I talked to a former city official about this very issue. I genuinely think that the North Shore Connector was part of a strategic vision. It won't be particularly helpful to get to Oakland, but it is an important first step to the North Hills and the Airport. Perhaps it wasn't the best method of getting across the river, but it is moving Light Rail toward the places where growth is happening most rapidly. In other words, the vision is to try to catch transit oriented development up to the West and North before it sprawls too much. Work on the commuter rail in the East end and worry about taking LRT out West.

Infinonymous said...

There might be a plausible (let alone sensible) explanation for beginning a line to the airport by heading north, under a river, thereby requiring a second crossing of the essentially same river a few miles downstream. But it has not emerged yet.

Who, driving from Stanwix Street, would use the Fort Duquesne (rather than Fort Pitt) Bridge to reach the airport? Other than hapless elected officials and short-sighted union officials, I mean.

shadow said...

Last several weekends have been much better for using the Ft Duquesne (and Sewickley) bridges to get to the airport, not the Ft Pitt...
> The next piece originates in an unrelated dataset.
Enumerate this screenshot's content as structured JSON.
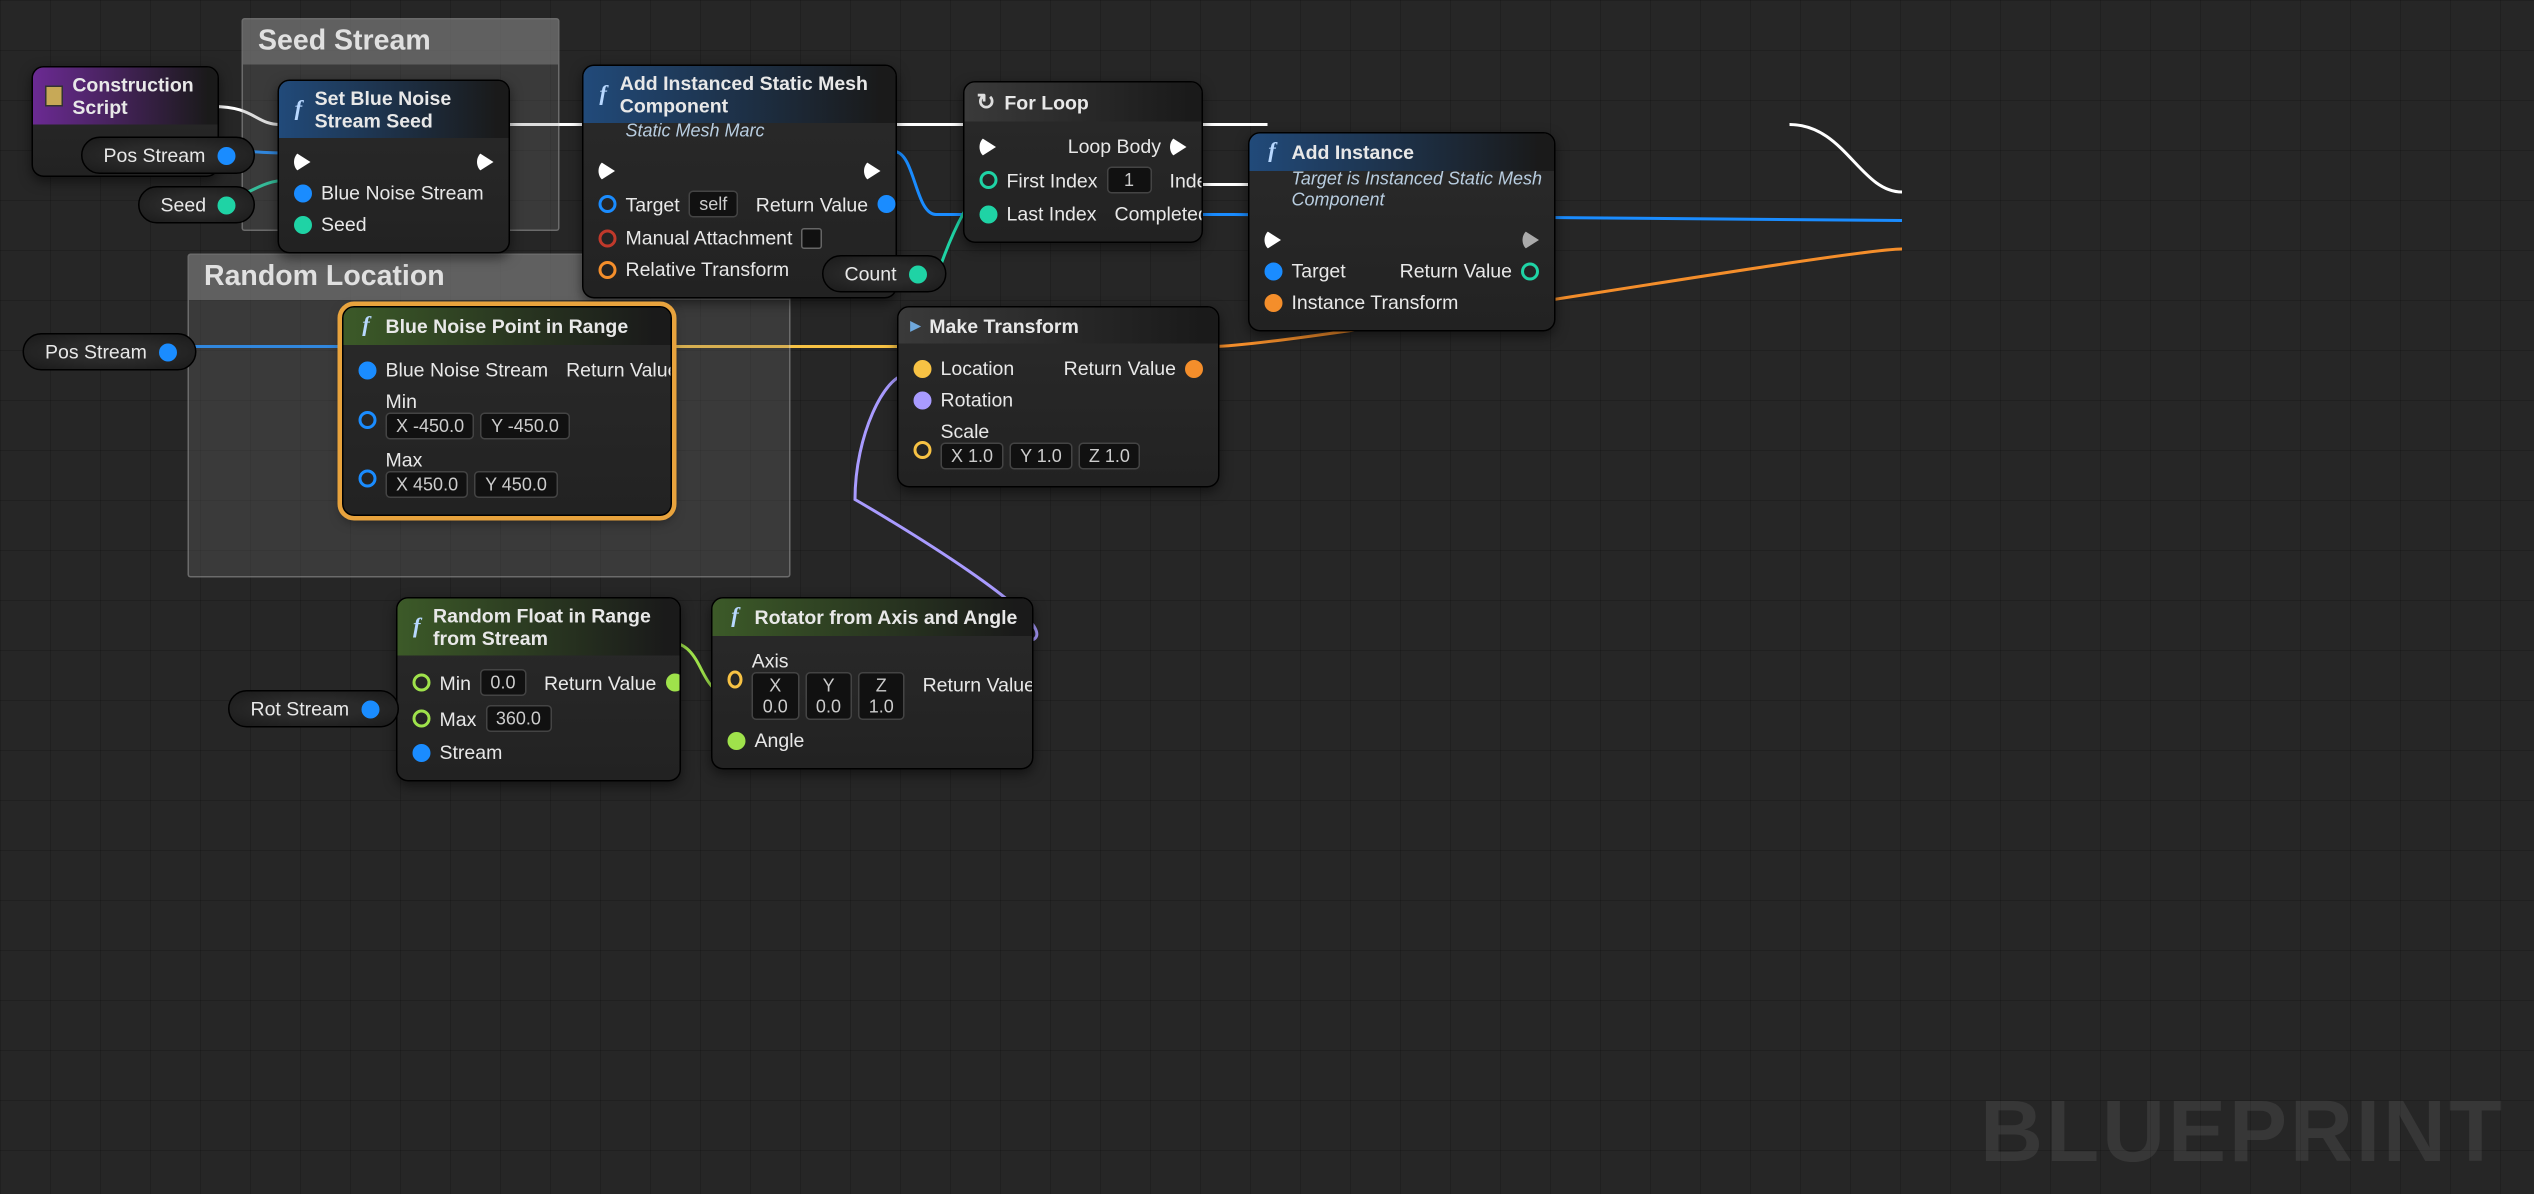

I am not hapless, nor elected.

n'at said...

http://www.post-gazette.com/pg/09120/966728-147.stm

Bump.

"State Rep. Chelsa Wagner, D-Beechview, announced yesterday that the Department of Community and Economic Development had approved a $150,000 grant in its Transit Revitalization Investment District program, which is designed to foster development around transit hubs."


Bodegas! Fancy.